Demonetization: Critical Responses to India’s Cash(/less) Experiment

Photo by Kamalakannan PM.

On November 8, 2016, Prime Minister Narendra Modi demonetized 86 percent of the cash circulating in India. While citizens were allowed to deposit and exchange notes for a limited (and shifting) period of time, the fallout of the executive order included a large-scale cash crunch and an atmosphere of crisis throughout the nation. This Hot Spots series analyzes demonetization as a critical event that revealed and produced changing relations of citizenship and sovereignty. Contributors analyze the immediate aftermath of and the longer temporalities through which demonetization arose in order to consider the effects of executive decision-making, the meanings people draw from it, and local attempts to grapple with the transition from informal to formal finance. The series also critically comments on the relation of finance and banking to a political anthropology.

Posts in This Series

Introduction: Anthropology in the Age of Executive Orders

Introduction: Anthropology in the Age of Executive Orders

In January 2017, a small-town rag picker in India found nearly one million rupees ($14,500) abandoned in a garbage bag on the streets. Two months earlier, bundl... More

Crisis, Again: On Demonetization and Microfinance

Crisis, Again: On Demonetization and Microfinance

Every morning, poor women across India attend microfinance group meetings to repay their small loans. Piles of cash are sorted by the microfinance institution (... More

Improvising Demonetization in a Kashmiri Bank

Improvising Demonetization in a Kashmiri Bank

On November 9, 2016, I arrived at my fieldsite, a bank branch in Indian-controlled Kashmir, with no idea of what to expect.

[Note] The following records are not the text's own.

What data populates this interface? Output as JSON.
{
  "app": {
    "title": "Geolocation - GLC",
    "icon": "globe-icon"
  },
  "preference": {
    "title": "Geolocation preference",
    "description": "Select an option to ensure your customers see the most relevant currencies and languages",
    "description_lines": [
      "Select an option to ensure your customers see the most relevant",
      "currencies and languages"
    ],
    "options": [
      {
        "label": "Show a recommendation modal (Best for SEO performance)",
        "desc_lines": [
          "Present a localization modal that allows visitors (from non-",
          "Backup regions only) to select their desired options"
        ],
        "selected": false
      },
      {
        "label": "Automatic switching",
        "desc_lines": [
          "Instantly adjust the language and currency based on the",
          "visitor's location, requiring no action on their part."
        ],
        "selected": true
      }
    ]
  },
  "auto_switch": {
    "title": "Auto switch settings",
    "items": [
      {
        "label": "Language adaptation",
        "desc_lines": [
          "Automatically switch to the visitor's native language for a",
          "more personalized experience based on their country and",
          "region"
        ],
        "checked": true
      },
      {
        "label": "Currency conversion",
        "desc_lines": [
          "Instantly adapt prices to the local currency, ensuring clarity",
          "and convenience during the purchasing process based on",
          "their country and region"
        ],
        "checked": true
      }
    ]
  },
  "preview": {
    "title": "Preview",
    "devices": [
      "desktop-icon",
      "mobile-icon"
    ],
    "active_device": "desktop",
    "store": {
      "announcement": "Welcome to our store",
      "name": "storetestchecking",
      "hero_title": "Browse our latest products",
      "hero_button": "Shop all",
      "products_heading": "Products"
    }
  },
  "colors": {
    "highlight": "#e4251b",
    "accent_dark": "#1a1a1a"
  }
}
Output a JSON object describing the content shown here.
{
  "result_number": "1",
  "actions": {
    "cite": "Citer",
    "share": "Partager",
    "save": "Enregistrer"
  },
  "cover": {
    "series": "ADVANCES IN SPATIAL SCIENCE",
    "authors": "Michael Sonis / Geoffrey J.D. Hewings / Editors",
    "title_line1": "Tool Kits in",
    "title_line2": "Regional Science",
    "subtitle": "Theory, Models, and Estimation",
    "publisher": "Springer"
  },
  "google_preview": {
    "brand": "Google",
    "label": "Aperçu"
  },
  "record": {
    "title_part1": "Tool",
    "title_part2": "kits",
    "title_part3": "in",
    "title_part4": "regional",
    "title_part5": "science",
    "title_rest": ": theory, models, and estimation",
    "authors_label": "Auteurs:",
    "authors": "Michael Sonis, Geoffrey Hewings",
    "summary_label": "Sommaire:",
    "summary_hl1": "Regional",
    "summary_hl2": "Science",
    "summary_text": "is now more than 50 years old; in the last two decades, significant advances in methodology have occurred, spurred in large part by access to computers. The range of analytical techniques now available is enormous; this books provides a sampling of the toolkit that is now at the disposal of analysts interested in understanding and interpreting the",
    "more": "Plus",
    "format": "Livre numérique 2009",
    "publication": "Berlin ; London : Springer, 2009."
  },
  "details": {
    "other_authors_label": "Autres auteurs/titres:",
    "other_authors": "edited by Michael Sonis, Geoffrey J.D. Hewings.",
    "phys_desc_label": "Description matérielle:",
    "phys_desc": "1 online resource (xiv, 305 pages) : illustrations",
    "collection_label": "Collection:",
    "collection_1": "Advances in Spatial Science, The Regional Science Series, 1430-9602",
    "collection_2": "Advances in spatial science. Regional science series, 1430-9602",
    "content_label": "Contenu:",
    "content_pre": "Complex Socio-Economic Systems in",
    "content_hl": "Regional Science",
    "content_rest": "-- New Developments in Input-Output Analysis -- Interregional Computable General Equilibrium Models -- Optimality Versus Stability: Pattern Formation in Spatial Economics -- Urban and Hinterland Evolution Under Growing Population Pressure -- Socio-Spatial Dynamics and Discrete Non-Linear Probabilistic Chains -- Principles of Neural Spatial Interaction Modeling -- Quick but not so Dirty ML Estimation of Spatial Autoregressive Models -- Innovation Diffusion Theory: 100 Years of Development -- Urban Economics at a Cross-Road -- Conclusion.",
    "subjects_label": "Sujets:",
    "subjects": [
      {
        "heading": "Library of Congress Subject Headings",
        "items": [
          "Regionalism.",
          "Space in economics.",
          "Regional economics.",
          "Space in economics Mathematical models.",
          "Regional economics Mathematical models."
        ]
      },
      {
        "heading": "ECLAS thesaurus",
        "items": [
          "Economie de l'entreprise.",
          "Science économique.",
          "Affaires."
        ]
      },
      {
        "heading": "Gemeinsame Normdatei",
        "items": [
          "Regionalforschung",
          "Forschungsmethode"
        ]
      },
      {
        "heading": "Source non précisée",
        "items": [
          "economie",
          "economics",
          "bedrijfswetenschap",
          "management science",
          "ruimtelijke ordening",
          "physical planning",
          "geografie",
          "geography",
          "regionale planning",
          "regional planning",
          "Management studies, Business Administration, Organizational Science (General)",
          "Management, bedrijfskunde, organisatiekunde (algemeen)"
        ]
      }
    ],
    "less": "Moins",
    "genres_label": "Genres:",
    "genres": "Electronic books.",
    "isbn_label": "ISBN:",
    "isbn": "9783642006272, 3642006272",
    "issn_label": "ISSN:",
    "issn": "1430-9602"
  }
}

The prime minister of India had just... More

Demonetization and the Normalization of Agrarian Distress

Demonetization and the Normalization of Agrarian Distress

“You are relating two unrelated things,” said B. Radhakrishnan, the collector of Nashik district. I had asked him for an official estimate of the loss to farmer... More

Trading Notes

Trading Notes

In November 2016, in the immediate aftermath of demonetization, India’s vast and voluminous system of agricultural markets—a historically cash-driven enterprise... More

Cash Cultures: Risk, Hoarding, and the Futures of Indian Finance

Cash Cultures: Risk, Hoarding, and the Futures of Indian Finance

Let us take cash seriously, if cash is what caused the crisis. Let us ask: Who had cash? Who transformed cash? Where did the cash go? And what does this sudden ... More

Notes (Aplenty) from a Mumbai Election

Notes (Aplenty) from a Mumbai Election

On February 21, 2017, Mumbai went to the polls to elect the 227 city councilors who would preside over an annual budget of around ₹370 billion—by far the larges... More

(De)monetizing Health: Cash, Credit, and the Commoditization of Indian Healthcare

(De)monetizing Health: Cash, Credit, and the Commoditization of Indian Healthcare

On February 7, 2017, nearly three months after declaring large-denomination notes no longer legal tender, Prime Minister Narendra Modi suggested that members of... More

Amateur Indian Anthropology and a Trio of Dichotomies

Amateur Indian Anthropology and a Trio of Dichotomies

In the face of its obvious disastrousness, what allowed for the sustained social support of India’s 2016 notebandi (demonetization; literally, the stoppage of n... More

New Economies of Inclusion and the Old Politics of Deception: How Demonetization Was Made Socially Acceptable

New Economies of Inclusion and the Old Politics of Deception: How Demonetization Was Made Socially Acceptable

No formal government program or agenda has been so socially malignant for India as the 2016 demonetization, both in the intent and manner in which the policy wa... More

The Promise of Purity

The Promise of Purity

In its earliest justifications, demonetization was represented as targeting the widespread presence of black money in all manner of transactions as a generic ma... More

Remonetization, or, Life in the Flash Queue

Remonetization, or, Life in the Flash Queue

It wasn’t long ago that lack of cash marked people in India as poor or even backward in the eyes of government planners. To be cashless in the old days was to i... More

Demonetizing to Build the Demos

Demonetizing to Build the Demos

I have come to debase the coinage.—Diogenes As I was reading these compelling slices of a dramatic (or, better yet, draconian) history unfolding in real time, ... More

Give and Take, Part One: Demonetization’s Pragmatics and Politics

Give and Take, Part One: Demonetization’s Pragmatics and Politics

Why are we surprised by demonetization? After all, governments have often reasserted their power over national currencies by withdrawing from circulation or red... More

Give and Take, Part Two: Demonetization and the Pedigrees of Money

Give and Take, Part Two: Demonetization and the Pedigrees of Money

Questions about money go back to the very beginning of the modern Indian state. Demonetization brought them again to the surface. In an interview with The India... More

Demonetization and the Temporalities of Life

Demonetization and the Temporalities of Life

The English language’s composite heritage has allowed each word to register shifting allusions, according to time, place, and the people’s own vernacular. Cash.... More